--- START ---
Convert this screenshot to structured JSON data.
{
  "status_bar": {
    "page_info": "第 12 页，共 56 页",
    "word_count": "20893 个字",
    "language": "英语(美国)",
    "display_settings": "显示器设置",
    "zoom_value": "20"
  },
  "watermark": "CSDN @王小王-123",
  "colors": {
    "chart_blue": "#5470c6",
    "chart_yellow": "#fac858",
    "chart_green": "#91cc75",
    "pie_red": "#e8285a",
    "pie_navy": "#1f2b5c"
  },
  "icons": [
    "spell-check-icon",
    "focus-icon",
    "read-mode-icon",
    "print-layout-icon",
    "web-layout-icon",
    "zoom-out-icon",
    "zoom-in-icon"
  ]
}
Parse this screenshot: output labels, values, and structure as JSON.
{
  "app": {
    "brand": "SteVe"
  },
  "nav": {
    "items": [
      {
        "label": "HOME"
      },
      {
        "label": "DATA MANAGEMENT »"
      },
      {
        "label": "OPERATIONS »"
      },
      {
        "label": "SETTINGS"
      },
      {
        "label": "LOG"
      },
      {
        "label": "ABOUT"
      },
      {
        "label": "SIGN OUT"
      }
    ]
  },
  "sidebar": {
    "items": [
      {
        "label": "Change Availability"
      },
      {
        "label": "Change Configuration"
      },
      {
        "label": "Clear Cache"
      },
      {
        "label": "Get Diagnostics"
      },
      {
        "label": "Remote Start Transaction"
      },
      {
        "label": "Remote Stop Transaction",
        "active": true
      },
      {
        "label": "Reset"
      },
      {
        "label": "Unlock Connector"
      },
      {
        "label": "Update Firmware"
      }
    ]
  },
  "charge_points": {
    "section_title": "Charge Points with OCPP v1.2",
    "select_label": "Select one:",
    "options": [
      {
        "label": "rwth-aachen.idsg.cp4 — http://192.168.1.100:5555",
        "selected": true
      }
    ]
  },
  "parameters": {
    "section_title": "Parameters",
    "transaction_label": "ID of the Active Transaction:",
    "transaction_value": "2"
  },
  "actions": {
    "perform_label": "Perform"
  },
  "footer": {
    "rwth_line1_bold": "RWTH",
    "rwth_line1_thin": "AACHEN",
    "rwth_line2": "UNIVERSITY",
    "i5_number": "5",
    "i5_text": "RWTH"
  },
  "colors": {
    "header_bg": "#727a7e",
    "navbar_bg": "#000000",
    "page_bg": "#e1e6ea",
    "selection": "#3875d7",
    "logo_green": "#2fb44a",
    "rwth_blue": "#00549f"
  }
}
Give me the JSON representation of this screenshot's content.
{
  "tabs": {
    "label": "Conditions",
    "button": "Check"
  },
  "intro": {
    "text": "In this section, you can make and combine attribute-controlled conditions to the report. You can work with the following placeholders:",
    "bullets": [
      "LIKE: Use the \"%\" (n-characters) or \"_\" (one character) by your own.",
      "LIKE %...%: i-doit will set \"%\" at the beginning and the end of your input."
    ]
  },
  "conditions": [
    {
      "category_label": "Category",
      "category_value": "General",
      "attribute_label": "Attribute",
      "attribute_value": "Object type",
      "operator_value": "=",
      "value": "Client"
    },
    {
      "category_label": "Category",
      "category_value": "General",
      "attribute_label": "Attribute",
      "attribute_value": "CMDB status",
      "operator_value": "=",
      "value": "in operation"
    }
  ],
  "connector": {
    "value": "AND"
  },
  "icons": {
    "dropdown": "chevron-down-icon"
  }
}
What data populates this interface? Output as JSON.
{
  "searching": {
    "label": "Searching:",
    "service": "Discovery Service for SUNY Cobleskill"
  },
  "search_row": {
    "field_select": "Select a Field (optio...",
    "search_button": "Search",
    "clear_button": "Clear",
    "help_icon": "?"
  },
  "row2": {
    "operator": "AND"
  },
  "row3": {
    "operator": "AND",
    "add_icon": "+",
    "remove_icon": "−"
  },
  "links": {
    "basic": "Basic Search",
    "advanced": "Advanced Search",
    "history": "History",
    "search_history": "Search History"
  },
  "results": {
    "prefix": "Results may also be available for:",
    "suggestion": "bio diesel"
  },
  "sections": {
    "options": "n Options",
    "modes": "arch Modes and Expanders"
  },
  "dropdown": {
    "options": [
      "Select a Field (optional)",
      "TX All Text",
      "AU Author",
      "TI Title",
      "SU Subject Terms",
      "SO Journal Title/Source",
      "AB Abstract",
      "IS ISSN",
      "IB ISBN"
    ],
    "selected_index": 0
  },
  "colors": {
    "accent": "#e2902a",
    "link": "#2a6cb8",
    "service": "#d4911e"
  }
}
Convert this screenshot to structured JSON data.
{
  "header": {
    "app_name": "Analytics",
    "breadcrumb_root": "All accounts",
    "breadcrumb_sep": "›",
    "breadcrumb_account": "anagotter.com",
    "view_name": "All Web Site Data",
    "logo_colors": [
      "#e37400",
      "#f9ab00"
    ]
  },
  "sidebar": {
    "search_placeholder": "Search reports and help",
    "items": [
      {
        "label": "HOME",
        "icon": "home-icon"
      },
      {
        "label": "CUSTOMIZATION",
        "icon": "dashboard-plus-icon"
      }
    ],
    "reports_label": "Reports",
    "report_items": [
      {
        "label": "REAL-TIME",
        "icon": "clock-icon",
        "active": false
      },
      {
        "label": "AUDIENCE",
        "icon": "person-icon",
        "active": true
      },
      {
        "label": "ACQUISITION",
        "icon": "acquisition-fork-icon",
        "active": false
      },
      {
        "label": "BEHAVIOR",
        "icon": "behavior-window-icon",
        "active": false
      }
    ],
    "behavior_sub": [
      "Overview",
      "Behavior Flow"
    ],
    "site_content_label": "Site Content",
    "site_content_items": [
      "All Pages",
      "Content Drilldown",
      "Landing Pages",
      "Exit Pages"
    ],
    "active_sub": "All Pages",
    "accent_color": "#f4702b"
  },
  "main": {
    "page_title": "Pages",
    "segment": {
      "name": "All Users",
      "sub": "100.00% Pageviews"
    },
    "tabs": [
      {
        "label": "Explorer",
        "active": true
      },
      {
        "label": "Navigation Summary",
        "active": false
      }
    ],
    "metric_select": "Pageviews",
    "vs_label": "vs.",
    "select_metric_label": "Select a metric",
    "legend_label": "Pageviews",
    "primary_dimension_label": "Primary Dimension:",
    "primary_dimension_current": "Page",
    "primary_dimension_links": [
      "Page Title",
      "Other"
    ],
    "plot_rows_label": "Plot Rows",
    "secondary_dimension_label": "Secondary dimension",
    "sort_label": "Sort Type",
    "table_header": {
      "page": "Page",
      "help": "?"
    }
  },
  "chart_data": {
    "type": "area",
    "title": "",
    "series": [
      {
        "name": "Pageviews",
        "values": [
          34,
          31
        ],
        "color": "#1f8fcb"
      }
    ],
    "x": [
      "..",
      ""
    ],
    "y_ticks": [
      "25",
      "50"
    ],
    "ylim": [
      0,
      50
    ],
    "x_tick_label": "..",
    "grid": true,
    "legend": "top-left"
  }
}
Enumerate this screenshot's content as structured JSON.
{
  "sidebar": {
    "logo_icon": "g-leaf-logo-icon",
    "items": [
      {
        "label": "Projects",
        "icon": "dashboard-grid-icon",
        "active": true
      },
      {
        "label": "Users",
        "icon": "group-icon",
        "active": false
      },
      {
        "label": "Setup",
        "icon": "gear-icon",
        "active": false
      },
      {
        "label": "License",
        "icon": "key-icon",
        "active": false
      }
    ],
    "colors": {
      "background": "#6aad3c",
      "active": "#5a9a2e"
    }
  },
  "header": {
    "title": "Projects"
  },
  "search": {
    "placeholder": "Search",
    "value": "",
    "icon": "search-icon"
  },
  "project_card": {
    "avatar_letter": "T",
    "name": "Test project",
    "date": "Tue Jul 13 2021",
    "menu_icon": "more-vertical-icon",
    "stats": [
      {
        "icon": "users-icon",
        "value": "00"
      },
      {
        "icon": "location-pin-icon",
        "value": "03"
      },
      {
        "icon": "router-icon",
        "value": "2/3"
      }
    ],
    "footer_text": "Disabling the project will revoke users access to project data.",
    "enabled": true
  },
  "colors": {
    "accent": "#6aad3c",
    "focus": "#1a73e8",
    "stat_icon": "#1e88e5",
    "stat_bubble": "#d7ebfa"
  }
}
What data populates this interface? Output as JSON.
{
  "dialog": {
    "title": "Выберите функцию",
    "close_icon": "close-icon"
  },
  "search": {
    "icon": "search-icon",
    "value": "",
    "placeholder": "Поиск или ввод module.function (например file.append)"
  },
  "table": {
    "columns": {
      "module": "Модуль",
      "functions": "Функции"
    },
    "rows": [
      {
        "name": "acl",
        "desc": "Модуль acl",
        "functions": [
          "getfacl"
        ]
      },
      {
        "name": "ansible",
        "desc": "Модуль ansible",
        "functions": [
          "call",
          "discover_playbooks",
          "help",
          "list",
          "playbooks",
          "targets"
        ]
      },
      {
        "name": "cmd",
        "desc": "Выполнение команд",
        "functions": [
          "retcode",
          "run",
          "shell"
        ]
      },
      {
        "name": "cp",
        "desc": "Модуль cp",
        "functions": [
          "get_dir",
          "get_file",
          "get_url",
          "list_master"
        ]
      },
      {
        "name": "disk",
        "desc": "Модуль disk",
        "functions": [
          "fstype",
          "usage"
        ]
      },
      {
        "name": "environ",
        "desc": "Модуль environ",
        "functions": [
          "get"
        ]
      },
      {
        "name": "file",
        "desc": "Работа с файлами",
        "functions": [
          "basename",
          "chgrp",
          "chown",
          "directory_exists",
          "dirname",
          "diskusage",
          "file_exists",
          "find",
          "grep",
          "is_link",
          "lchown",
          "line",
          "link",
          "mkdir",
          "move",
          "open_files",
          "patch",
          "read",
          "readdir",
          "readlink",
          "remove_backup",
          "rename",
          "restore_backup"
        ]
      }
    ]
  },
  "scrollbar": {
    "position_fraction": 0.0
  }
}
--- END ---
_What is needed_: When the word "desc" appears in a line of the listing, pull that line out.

_Response to this exercise_:
        "desc": "Модуль acl",
        "desc": "Модуль ansible",
        "desc": "Выполнение команд",
        "desc": "Модуль cp",
        "desc": "Модуль disk",
        "desc": "Модуль environ",
        "desc": "Работа с файлами",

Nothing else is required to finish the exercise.